# ASSIGNMENT
Each entry below is to be returned exactly, with any pictures left out.

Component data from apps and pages
########################################

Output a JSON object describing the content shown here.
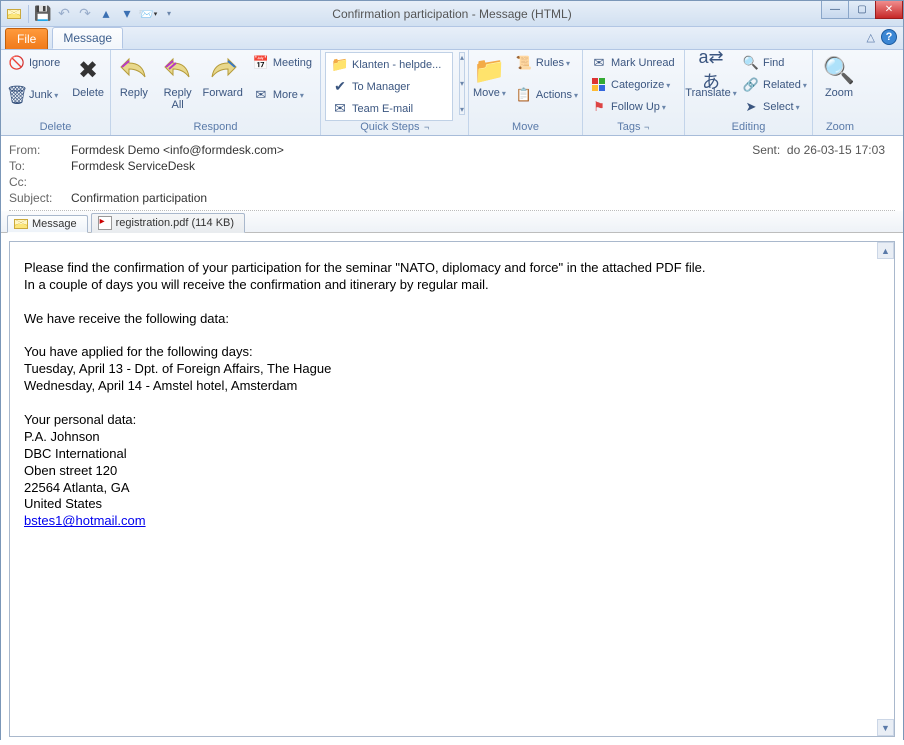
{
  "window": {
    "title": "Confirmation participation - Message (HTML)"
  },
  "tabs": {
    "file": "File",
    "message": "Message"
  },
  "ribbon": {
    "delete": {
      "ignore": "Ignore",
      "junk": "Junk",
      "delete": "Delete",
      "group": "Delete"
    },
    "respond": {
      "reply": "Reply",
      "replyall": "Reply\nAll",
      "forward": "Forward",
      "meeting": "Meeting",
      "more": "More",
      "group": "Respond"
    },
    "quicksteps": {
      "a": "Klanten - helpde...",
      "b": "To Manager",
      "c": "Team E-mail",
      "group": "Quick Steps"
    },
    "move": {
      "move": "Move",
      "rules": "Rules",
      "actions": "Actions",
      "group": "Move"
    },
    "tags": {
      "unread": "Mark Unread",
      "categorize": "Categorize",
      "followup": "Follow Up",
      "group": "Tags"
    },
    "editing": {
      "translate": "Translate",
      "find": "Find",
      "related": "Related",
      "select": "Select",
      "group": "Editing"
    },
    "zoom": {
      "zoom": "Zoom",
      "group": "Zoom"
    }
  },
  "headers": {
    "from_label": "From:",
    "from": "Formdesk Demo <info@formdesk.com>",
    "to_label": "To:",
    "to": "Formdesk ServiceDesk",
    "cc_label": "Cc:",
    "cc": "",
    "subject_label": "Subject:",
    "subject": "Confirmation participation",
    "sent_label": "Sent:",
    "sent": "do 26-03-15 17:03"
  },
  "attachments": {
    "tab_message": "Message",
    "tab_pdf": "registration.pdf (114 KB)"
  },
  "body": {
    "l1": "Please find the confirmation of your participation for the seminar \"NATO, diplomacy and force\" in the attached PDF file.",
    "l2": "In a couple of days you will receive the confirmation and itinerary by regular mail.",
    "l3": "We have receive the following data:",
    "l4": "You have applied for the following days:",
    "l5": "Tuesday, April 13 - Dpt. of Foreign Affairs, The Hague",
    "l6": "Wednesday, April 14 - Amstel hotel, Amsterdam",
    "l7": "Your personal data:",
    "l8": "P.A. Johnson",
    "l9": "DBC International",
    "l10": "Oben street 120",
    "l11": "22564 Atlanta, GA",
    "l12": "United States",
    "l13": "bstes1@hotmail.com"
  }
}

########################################

# WRITTEN SOLUTION
Output a JSON object describing the content shown here.
{
  "window": {
    "title": "Confirmation participation - Message (HTML)"
  },
  "tabs": {
    "file": "File",
    "message": "Message"
  },
  "ribbon": {
    "delete": {
      "ignore": "Ignore",
      "junk": "Junk",
      "delete": "Delete",
      "group": "Delete"
    },
    "respond": {
      "reply": "Reply",
      "replyall": "Reply\nAll",
      "forward": "Forward",
      "meeting": "Meeting",
      "more": "More",
      "group": "Respond"
    },
    "quicksteps": {
      "a": "Klanten - helpde...",
      "b": "To Manager",
      "c": "Team E-mail",
      "group": "Quick Steps"
    },
    "move": {
      "move": "Move",
      "rules": "Rules",
      "actions": "Actions",
      "group": "Move"
    },
    "tags": {
      "unread": "Mark Unread",
      "categorize": "Categorize",
      "followup": "Follow Up",
      "group": "Tags"
    },
    "editing": {
      "translate": "Translate",
      "find": "Find",
      "related": "Related",
      "select": "Select",
      "group": "Editing"
    },
    "zoom": {
      "zoom": "Zoom",
      "group": "Zoom"
    }
  },
  "headers": {
    "from_label": "From:",
    "from": "Formdesk Demo <info@formdesk.com>",
    "to_label": "To:",
    "to": "Formdesk ServiceDesk",
    "cc_label": "Cc:",
    "cc": "",
    "subject_label": "Subject:",
    "subject": "Confirmation participation",
    "sent_label": "Sent:",
    "sent": "do 26-03-15 17:03"
  },
  "attachments": {
    "tab_message": "Message",
    "tab_pdf": "registration.pdf (114 KB)"
  },
  "body": {
    "l1": "Please find the confirmation of your participation for the seminar \"NATO, diplomacy and force\" in the attached PDF file.",
    "l2": "In a couple of days you will receive the confirmation and itinerary by regular mail.",
    "l3": "We have receive the following data:",
    "l4": "You have applied for the following days:",
    "l5": "Tuesday, April 13 - Dpt. of Foreign Affairs, The Hague",
    "l6": "Wednesday, April 14 - Amstel hotel, Amsterdam",
    "l7": "Your personal data:",
    "l8": "P.A. Johnson",
    "l9": "DBC International",
    "l10": "Oben street 120",
    "l11": "22564 Atlanta, GA",
    "l12": "United States",
    "l13": "bstes1@hotmail.com"
  }
}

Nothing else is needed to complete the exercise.